━━ ENTRIES SUPPLIED ━━

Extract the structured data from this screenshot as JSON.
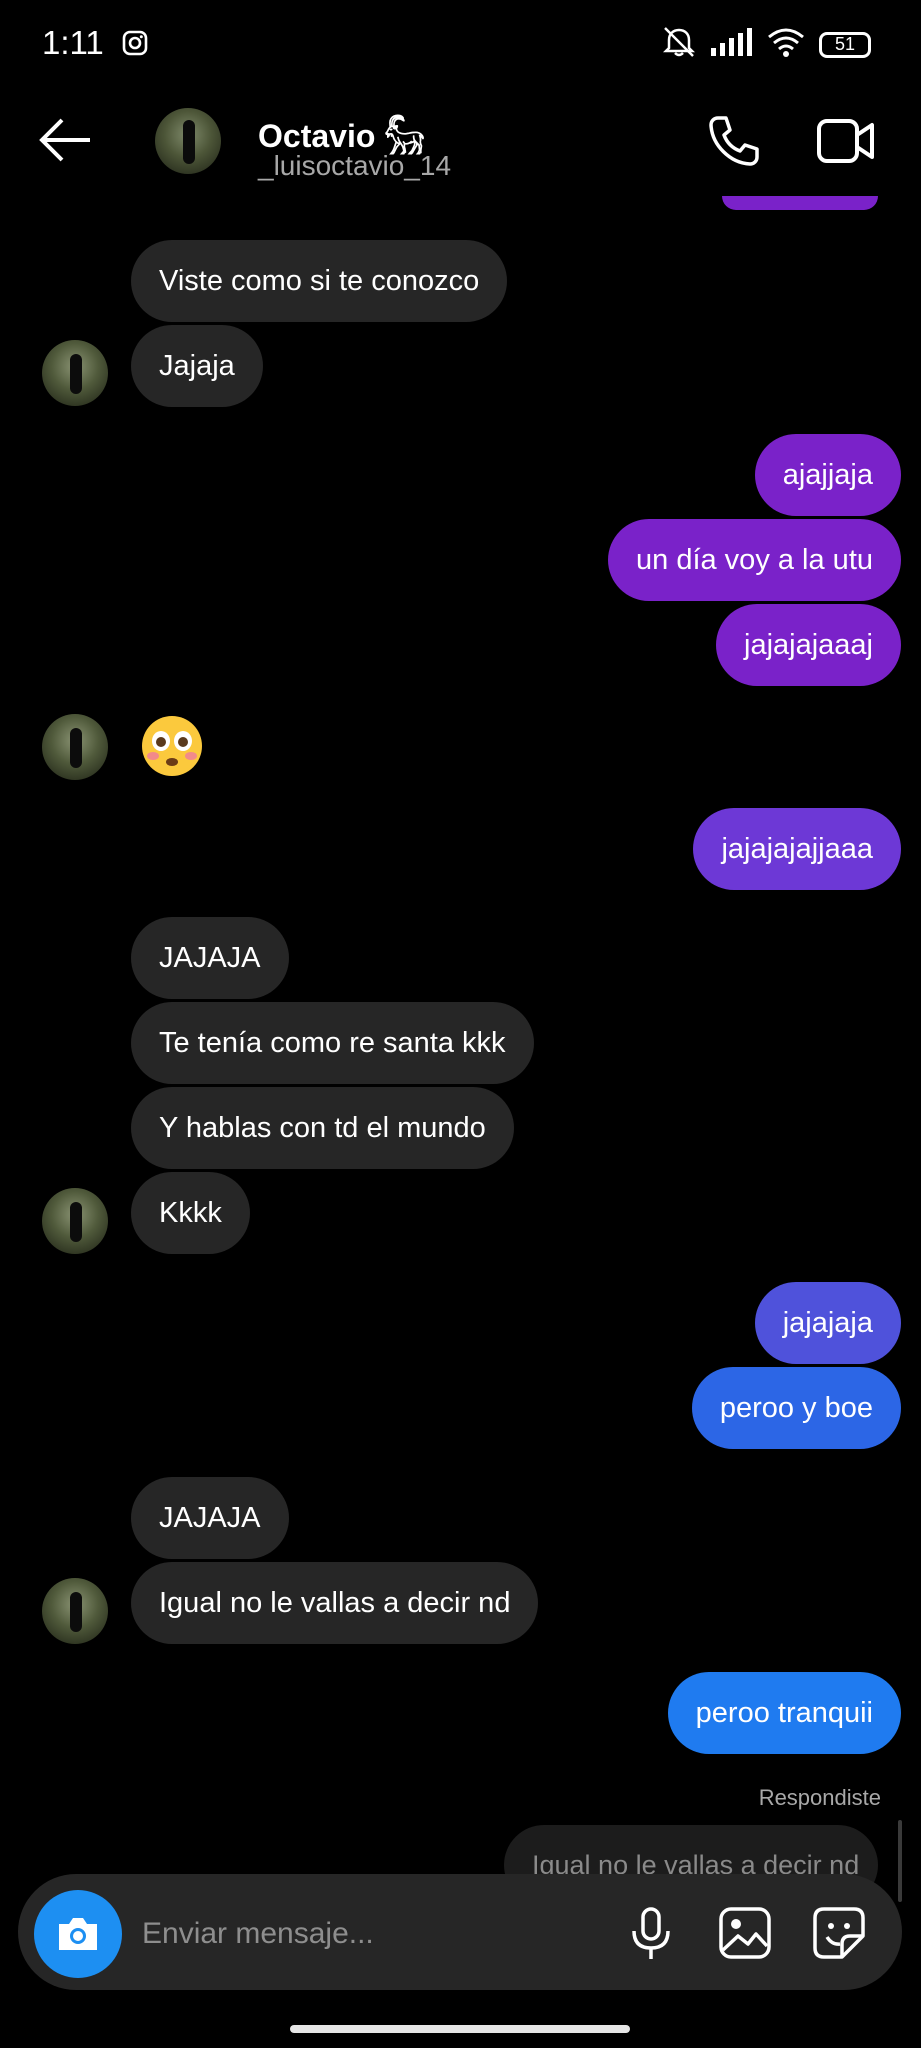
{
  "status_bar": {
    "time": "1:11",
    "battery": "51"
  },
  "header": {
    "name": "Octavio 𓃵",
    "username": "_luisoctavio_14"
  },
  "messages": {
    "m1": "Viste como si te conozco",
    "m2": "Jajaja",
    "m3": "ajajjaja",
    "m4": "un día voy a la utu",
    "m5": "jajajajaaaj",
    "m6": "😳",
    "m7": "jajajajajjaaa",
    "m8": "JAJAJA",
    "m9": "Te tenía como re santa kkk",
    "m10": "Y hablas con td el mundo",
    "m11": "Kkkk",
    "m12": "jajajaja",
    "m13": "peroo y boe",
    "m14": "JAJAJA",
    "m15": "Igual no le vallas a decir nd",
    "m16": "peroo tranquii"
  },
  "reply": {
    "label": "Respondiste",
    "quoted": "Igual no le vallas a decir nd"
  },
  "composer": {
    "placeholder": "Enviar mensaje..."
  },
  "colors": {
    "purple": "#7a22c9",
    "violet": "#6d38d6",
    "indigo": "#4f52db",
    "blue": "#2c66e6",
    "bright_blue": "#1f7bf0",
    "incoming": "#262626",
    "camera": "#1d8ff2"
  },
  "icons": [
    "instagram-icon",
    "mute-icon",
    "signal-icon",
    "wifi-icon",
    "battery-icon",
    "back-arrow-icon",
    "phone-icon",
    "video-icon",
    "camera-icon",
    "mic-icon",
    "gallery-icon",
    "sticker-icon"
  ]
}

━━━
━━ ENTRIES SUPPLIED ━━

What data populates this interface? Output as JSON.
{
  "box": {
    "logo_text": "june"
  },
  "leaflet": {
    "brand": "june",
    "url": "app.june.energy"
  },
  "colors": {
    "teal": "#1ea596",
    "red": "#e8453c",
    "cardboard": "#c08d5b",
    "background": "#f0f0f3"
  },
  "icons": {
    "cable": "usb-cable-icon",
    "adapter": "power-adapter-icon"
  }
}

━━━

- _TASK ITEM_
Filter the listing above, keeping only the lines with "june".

- _OUTPUT_
    "logo_text": "june"
    "brand": "june",
    "url": "app.june.energy"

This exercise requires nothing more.